The Argentine Ant (Linepithema humile), a small brown ant about 2-3mm long, is one of the world’s most damaging insects. This pernicious ant is spreading to warmer regions around the world from its natal habitat along South America’s Paraná River. Linepithema humile can drive native arthropods to extinction, instigating changes that ripple through ecosystems. In California, horned lizard populations plummet. In South Africa, plant reproduction is disrupted. Worldwide, the Argentine ant is a persistent house and crop pest. This is not a good ant.

My Ph.D. dissertation, completed a few years ago, dealt with the taxonomy and evolution of the 20 or so mostly obscure speciesin Linepithema, the broader group from which the Argentine ant emerged. The project had many different aspects, but most people will only care about one small part: I figured out how to reliably identify the Argentine Ant.

The taxonomy of the Argentine Ant has been a particularly difficult problem in South America where several frustratingly similar species co-occur.

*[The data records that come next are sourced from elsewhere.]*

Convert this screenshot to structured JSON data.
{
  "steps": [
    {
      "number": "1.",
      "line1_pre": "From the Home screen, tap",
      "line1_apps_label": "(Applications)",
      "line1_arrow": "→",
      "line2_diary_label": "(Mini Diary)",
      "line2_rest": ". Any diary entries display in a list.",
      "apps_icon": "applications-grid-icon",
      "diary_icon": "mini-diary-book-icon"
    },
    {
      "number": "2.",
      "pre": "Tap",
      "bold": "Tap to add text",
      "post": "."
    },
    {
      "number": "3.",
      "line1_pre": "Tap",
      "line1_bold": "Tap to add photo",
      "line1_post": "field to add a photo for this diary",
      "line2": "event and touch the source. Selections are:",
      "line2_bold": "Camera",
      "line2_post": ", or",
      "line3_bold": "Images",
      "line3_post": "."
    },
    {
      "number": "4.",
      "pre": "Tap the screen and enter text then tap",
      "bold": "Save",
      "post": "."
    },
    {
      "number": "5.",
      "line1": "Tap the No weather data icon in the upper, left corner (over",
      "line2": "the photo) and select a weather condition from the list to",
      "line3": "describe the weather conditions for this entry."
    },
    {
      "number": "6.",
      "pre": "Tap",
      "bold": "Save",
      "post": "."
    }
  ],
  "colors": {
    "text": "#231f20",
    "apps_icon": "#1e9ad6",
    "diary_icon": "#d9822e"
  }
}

Researchers who try to study L. humile in its native habitat occasionally end up working with the wrong species. That’s an embarrassing error, and one that has resulted in misinformation about the Argentine Ant spreading through the literature. I won’t bore you with the details of the thousands of Linepithema specimens I looked at to determine exactly what was and wasn’t an Argentine ant. But I will share the result, a system for separating Argentine ants from related species.

Here is how to tell if you’ve got an Argentine Ant.





Photo Technique: On-Camera Flash Diffusion

Photo Technique: Backlighting

Photo Technique: A Better Backdrop

Photo Technique: Working With Ants

Photo Technique: Post-Processing

How to Photograph Army Ants

Review: The Canon MP-E 65mm 1-5x Macro Lens

The Poor Man’s Macro: Extension Tubes

Copyright Registration

Is iStockphoto Ruining the Insect Photography Business?

The Digital Revolution and the Mainstreaming of Arthropods

Adapting the iPhone for Insect Photography


A Guide to the Insect Field Guides of North America

A Guide to Common Ants of the Amazon Rainforest

How to Identify the Argentine Ant, Linepithema humile

How to Identify Queen Ants

Urban Ants of the Midwestern United States

The Evolution of Ant Agriculture

Rover Ants, Brachymyrmex patagonicus, an Emerging Pest Species

Eureka! An Astonishing New Ant!

Army Ants of the North